The 20th – and final – ranking event of the 2018/19 snooker season is upon us and it’s The Big One… The Worlds. The 2019 World Snooker Championship sees the very best of the best fight it out (though not literally) to decide who gets their hands on the ultimate prize in snooker. After all, there’s no greater title in any sport than ‘World Champion’, is there?
A fortnight of the world’s most prestigious snooker event is guaranteed to offer plenty of baize-based thrills n’ spills. We’ll be following all the action intently. We assume you will be too. Before it all begins and you tune in, why not get up to speed with our guide to the The Betfred 2019 World Snooker Championship…?
Where’s it taking place?
Norfolk Street in Sheffield has a famous little theatre called The Crucible. Ostensibly there to house plays and the like, it’s more synonymous with this competition than anything else. The Crucible has been the home of the Worlds since the dawn of punk, 1977. There’s nothing rough n’ ready about the place, though. It’s pristine and an ideal place to host snooker’s number one event.
When’s it on?
The first round matches kick off on Saturday April the 20th. And the competition wraps up on Sunday 6th May, when the final sees a winner from the tournament’s two best players.
The TV coverage
Just like every year, the good ol’ BBC will be on hand in Sheffield to bring us all the cue action. They’ll be showing all it all over the fortnight across BBC One and Two. Don’t fret if you’re busy on some of the days, though. The Beeb’s highlights packages in the evenings on BBC Two are on hand to indulge your potting predilections.
Can’t find a live match? Check the BBC Red Button – it might be on there. Can’t find it there either? Have a gander at the online coverage over on the BBC’s Snooker site.
Eurosport will be showing the tournament too. As will World Snooker, via their Facebook page.
The format for the 2019 World Championships is the same as ever and couldn’t be simpler. It’s a straight knockout competition with a total of 32 entrants. 16 of competitors make it there courtesy of their ranking (ie, they’re in The Top 16,), while the other 16 make the Worlds through an often quite gruelling qualification process.
There’s the First Round (best of 19 frames), the Second Round (best of 25), four Quarter Finals (25), two Semi Finals (33) and – of course – the Final (best of 35 frames). See? Easy.
The reigning champion
Last year saw something of a slight surprise as two veterans duked it out in the final. Mark Williams eventually won, beating Scotsman John Higgins 18-16 (in what was a truly epic final) to win his 21st ranking title and third world championship.
Williams had promised earlier in the tournament that if he won he would attend the press coverage nude. The Welshman was, unfortunately, good to his word…
It’s an image we could’ve done without.
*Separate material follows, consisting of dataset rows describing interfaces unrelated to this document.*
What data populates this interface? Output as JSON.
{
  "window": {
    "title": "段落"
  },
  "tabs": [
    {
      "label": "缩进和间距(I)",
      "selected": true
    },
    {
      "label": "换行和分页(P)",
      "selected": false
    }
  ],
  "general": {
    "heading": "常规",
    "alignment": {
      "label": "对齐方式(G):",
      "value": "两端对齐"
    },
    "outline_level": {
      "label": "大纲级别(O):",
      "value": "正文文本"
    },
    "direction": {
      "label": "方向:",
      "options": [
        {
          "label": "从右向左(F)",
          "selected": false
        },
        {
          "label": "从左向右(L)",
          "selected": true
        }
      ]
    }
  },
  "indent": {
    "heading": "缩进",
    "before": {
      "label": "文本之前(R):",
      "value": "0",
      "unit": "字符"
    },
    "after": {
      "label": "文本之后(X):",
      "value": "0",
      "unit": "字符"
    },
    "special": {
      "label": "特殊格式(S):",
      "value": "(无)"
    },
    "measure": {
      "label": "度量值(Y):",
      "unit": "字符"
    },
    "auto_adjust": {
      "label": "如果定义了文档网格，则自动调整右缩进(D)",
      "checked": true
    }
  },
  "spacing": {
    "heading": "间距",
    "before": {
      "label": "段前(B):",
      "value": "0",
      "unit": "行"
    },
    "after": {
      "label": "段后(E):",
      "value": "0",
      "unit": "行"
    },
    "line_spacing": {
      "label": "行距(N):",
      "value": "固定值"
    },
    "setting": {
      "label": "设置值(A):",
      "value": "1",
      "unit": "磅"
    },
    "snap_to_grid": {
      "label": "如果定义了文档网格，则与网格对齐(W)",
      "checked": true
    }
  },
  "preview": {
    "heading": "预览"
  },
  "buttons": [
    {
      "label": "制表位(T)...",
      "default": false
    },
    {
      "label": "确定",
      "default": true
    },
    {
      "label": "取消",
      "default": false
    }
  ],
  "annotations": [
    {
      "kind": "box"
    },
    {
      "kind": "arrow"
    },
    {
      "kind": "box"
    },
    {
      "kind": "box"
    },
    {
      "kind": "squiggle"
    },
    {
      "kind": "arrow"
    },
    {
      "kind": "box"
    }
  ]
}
The prize fund
For the first time in the competition’s history, the prize money on offer will top £2m (it’s £2,231,000, to be exact).
Here’s how it breaks down:
Last 16: £30,000
Last 32: £20,000
Last 48: £15,000
Last 80: £10,000
Televised highest break: £10,000
Non-televised highest break: £1,000
As ever, Ronnie’s the huge favourite to win and he’s always the man to beat. At 7/4 though, he’s just not backable. Judd Trump is the best of the rest and 4/1 might appeal to big stakers. But for us, we’ll look down the betting…
John Higgins isn’t having a particularly good year so far. Nor is defending champ Mark Williams. But both are wily pros that are suited to this kind of tournament. Higgins is available at 20/1 and Williams can be backed at the same price. The Scotsman is, perhaps, the second best player to ever pick up a cue (although Stephen Hendry may dispute that). So 20s is a very nice price. Form or not.
For an even bigger outside shot, why not have a tiny each-way tickle on Ryan Day? He’s made the quarters three times before, is playing well and represents top value at 66/1.
If you don’t fancy either of Higgins or Day and can find 16s or better on Kyren Wilson, maybe back the Kettering man. We always do because we love his game and we’re convinced he’s a future world champion. Who knows? Maybe this is his year…
There’s nothing quite like watching dozens of snooker matches played by professionals to make you want to remind yourself how woeful you are at the game. But still, snooker’s fun to play. It doesn’t matter how bad you are. Remember – you’re always welcome down Rileys for a few frames of snooker. Plus you can always give up and just play pool instead…